I spent many years in Japan and Japan is very, very different from China. But this book I thought was a classic at describing the power structure as it really is, and not how the power holders would like you to think it is. And that’s a very good lesson for writing about China.
Can you give me an example?
The great example is rice. The Japanese used to say, ‘We can’t have foreign rice because Japanese people don’t like foreign rice. It’s not in our culture to eat foreign rice; it’s not what our society is based on.’ In fact one of the most powerful organisations in Japan is the agricultural cooperative organisation, which is a massive, wealthy political lobby. It wasn’t necessarily anything to do with the taste of foreign rice. It was about the power of the farm lobby.
And you applied this when you were writing about the Chinese Communist Party?
Japan is a sitting target, whereas China is a moving one. But I thought it was a good lesson in not compromising in what you set out to write; not to be taken in by, to use that terrible word, spin.
Let’s go on to your last choice, for readers who are more into fiction.
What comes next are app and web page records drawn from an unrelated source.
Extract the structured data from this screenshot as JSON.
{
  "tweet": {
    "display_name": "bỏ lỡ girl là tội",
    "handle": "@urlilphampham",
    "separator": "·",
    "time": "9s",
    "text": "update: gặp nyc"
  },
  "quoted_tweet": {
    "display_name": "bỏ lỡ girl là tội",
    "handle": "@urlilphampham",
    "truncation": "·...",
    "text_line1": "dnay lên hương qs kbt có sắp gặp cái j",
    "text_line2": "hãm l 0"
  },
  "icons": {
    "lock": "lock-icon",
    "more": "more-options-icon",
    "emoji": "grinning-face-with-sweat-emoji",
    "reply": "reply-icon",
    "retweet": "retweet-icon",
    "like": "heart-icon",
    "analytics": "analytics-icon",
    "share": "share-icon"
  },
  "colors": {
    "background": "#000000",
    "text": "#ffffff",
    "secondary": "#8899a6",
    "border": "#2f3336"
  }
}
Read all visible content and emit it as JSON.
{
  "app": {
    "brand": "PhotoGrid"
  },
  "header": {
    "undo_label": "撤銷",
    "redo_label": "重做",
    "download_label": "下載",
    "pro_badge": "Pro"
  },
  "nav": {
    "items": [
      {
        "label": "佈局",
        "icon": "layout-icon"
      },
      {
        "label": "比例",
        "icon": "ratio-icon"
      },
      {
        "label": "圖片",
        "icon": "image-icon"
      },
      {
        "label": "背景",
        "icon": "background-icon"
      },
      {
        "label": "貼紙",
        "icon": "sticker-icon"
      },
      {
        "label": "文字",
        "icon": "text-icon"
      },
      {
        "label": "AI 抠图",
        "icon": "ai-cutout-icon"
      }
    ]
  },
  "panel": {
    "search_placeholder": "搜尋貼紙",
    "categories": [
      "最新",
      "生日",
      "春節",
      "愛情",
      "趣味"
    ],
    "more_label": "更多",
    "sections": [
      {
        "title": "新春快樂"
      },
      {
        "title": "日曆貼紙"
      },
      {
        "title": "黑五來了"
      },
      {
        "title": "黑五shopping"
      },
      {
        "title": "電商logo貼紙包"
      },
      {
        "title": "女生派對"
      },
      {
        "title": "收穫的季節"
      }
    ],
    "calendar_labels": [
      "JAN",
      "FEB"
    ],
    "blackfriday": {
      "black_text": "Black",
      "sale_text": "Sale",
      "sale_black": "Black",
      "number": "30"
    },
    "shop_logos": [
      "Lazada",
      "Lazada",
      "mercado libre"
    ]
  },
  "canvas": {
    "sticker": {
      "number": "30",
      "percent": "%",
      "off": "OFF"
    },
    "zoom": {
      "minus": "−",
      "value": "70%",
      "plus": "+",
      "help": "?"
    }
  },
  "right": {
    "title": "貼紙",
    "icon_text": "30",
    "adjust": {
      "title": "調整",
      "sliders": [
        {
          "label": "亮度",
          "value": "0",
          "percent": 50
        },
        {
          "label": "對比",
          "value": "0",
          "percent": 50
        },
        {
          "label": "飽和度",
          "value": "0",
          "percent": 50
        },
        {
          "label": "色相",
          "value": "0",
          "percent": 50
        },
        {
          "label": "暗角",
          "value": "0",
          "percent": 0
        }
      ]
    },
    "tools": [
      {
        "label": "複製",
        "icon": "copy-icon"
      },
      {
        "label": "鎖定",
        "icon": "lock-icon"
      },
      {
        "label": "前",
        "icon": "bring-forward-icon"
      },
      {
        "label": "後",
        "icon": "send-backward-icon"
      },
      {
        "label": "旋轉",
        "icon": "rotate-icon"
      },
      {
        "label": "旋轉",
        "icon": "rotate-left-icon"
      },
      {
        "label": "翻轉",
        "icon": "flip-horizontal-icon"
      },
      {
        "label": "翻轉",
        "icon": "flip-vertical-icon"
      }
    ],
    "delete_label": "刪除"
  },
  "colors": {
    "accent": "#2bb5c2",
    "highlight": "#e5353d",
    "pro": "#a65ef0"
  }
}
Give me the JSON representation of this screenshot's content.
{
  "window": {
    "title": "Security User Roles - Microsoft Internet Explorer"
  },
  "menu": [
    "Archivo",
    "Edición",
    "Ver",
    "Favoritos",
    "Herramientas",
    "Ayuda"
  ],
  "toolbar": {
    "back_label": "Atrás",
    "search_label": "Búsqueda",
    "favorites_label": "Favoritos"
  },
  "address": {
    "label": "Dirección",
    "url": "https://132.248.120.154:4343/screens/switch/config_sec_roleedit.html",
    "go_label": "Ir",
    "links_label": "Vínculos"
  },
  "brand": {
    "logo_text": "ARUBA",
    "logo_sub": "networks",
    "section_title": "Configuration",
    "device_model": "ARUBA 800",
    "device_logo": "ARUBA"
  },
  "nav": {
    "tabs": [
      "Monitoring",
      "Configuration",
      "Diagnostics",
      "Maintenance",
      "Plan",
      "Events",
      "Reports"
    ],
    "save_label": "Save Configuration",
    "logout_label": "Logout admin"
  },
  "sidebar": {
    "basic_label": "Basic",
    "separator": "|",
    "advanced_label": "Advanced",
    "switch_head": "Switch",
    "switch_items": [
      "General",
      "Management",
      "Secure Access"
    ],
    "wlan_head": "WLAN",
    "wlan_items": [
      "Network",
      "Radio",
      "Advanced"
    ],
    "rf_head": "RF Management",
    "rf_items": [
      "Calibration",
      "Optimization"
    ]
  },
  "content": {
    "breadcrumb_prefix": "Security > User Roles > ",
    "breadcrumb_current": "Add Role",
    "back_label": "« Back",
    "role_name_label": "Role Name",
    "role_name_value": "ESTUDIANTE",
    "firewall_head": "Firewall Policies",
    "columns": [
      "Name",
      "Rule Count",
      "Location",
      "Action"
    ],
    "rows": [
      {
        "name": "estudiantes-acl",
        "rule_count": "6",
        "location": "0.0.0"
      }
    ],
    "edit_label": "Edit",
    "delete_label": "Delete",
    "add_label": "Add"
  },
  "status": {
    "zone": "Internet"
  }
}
My fifth choice is a novel, a series of detective novels set in Shanghai. Specifically, A Case of Two Cities, by Qiu Xiaolong, who is great. He’s a Chinese guy, but he lives in the States. He’s got a series of detective novels and the key character is a detective who is also a famous poet. This detective is not a revolutionary, but he’s a bit leery of the system and suspicious of promotion, though he’s a diligent and excellent detective. And the theme of the book is how he has to work through the system to get to the bottom of the case. He has a loyal underling who, like a lot of Chinese people, is struggling to get on with his life and family. But the thing that’s great about the book is how the author portrays the system. It’s like that great phrase of Perry Link’s, about ‘the anaconda in the ceiling’. You never quite see the Party operating. You never quite know what the political situation is, because you’re not allowed to know. But you get calls out of the blue every now and then from the Party Secretary. The detective always gets calls from the Party Secretary barking cryptic enquiries and vague instructions at him. It’s typical of the Chinese system – it puts you on alert, on edge: something’s up and you’d better not push too far. On top of that, they’re lovely detective stories, and very well crafted plots, set very evocatively in 1990s Shanghai, during the modernisation period.
The central character is a very captivating and endearing guy. It turns the stereotype upside down because he is a poet, a gentle character, but still a tough-minded policeman. One has an outside view of Chinese police being apparatchiks, and it’s not like that at all. But he works in a system that is corrupted and difficult – it’s a good-man-in-a-bad-system type story. The books often finish off with people being arrested, but the situation in the police station and the police itself, being a bit unresolved. The whole atmosphere is a mixture of vaguely spooky and vaguely hopeful, which is a bit like China itself these days…